→ **THE TASK**
Each line of the material below with the word "file" is to be reported.

→ **EXCERPTED DATA**
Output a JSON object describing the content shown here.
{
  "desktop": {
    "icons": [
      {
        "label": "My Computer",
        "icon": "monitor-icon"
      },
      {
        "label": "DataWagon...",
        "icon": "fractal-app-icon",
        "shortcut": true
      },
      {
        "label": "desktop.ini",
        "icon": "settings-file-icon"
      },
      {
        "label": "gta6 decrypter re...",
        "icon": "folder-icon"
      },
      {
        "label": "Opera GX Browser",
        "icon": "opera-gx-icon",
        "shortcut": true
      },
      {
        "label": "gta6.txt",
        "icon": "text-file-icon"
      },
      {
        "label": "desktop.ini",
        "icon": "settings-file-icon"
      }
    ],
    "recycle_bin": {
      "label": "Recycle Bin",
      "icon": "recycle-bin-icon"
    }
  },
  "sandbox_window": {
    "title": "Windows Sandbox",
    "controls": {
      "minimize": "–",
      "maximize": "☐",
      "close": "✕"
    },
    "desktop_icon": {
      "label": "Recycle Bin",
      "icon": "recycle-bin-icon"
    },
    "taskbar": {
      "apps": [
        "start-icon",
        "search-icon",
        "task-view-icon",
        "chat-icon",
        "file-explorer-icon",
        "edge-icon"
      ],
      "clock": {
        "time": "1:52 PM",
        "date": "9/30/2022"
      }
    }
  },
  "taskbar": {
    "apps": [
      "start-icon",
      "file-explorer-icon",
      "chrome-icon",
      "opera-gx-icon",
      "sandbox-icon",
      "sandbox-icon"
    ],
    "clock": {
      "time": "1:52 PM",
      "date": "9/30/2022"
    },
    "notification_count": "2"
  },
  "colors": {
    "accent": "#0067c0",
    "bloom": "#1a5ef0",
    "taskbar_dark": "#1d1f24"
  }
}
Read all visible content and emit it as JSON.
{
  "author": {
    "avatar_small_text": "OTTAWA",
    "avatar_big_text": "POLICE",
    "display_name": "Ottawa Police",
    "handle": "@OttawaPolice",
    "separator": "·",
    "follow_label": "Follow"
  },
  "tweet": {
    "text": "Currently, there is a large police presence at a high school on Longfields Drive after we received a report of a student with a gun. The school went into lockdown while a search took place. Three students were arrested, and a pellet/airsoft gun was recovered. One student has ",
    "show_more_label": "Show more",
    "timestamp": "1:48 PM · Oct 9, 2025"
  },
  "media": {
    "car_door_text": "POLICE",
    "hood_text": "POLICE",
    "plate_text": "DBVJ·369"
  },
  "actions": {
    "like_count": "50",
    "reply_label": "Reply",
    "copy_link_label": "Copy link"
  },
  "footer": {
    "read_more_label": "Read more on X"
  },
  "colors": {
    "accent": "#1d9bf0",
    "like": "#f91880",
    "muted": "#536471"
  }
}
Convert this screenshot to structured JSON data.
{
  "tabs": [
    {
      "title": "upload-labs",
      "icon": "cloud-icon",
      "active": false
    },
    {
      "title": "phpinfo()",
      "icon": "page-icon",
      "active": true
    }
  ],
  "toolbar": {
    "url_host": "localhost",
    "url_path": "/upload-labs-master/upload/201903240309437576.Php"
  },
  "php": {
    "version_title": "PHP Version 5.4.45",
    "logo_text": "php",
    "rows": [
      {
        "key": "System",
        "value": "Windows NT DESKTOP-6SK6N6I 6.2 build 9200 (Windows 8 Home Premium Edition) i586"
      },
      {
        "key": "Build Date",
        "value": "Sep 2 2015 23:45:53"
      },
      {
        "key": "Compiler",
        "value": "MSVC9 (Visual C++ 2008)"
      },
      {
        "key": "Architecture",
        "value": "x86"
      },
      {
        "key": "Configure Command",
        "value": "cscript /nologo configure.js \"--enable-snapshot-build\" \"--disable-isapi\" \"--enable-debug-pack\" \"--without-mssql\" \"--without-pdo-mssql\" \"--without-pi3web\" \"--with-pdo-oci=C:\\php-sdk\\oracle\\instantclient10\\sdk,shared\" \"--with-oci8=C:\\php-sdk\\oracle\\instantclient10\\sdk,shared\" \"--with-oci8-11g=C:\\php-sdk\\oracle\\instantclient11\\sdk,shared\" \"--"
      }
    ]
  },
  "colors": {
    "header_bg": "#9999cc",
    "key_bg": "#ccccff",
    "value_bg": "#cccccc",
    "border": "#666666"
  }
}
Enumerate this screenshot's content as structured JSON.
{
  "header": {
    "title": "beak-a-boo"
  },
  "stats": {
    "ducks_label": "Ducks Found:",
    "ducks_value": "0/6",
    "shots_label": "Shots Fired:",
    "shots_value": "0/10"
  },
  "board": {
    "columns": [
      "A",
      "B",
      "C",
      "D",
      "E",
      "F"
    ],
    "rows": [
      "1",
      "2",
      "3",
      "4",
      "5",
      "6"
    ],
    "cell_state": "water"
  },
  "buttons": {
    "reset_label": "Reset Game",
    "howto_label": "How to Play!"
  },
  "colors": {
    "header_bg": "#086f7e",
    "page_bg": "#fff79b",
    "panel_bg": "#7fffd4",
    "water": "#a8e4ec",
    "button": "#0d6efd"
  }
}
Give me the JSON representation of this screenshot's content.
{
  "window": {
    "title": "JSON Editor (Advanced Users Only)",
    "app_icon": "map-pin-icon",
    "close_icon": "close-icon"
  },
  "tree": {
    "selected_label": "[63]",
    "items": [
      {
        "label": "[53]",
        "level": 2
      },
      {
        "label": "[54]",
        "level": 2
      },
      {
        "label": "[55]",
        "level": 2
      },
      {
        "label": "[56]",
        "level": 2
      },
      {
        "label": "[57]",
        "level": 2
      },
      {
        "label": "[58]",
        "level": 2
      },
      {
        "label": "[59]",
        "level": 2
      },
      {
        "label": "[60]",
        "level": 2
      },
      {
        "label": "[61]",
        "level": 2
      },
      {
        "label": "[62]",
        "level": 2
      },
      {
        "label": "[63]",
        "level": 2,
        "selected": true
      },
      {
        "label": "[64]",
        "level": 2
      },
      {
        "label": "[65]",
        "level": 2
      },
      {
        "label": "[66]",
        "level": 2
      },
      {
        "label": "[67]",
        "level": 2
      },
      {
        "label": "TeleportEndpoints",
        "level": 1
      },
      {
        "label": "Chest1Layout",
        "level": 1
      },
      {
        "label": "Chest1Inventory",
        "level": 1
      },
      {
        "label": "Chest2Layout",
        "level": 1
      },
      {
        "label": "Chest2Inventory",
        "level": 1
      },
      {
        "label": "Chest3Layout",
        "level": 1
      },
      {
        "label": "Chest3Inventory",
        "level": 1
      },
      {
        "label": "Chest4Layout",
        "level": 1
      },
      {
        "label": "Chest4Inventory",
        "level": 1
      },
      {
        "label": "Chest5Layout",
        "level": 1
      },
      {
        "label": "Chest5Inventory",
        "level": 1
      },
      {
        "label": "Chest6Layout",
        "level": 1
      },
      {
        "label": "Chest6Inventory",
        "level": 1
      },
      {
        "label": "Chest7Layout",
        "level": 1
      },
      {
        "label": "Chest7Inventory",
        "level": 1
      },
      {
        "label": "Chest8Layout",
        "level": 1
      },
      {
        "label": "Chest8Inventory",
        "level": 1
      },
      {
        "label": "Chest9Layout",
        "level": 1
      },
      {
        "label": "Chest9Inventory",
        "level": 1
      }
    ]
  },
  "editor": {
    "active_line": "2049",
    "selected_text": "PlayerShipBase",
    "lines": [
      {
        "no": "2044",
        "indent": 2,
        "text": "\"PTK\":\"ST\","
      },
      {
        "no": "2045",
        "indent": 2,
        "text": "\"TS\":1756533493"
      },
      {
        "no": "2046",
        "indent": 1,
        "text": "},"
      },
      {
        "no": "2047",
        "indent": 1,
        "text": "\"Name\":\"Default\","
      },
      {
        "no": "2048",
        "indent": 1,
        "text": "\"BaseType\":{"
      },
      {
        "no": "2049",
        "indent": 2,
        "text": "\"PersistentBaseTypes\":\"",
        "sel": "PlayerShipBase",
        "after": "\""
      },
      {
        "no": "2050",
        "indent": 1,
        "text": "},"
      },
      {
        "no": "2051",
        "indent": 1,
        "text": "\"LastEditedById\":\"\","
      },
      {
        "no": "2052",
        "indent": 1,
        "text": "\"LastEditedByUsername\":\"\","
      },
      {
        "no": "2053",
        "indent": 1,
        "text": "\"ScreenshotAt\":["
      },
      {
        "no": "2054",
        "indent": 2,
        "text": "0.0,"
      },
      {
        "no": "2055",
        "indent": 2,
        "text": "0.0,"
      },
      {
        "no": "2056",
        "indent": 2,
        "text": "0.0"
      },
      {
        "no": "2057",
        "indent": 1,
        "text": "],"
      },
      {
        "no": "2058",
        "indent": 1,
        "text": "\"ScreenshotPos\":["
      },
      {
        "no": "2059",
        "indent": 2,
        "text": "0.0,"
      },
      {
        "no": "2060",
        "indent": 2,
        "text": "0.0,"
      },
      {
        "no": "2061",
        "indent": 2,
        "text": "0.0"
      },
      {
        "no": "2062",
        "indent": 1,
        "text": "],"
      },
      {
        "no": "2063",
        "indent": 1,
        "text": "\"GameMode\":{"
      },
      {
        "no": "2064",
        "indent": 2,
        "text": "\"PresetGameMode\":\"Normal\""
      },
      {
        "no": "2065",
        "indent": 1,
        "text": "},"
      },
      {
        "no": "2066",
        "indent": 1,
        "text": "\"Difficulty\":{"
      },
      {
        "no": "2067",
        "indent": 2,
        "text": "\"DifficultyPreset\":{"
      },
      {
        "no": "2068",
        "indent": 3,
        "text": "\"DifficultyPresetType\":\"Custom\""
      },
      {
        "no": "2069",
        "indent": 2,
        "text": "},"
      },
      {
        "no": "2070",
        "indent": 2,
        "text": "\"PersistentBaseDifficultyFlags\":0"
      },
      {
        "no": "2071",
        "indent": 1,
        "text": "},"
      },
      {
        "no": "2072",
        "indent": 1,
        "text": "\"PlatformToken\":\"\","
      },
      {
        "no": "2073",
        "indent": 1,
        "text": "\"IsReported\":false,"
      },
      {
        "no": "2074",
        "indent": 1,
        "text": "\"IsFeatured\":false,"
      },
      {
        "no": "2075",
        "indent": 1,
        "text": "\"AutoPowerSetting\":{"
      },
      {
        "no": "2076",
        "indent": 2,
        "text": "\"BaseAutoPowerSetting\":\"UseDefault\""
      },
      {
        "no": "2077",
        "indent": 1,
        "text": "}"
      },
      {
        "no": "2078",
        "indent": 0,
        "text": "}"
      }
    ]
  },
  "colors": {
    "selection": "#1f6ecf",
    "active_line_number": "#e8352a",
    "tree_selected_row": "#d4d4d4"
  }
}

→ **YOUR RESPONSE**
        "icon": "settings-file-icon"
        "icon": "text-file-icon"
        "icon": "settings-file-icon"
        "file-explorer-icon",
      "file-explorer-icon",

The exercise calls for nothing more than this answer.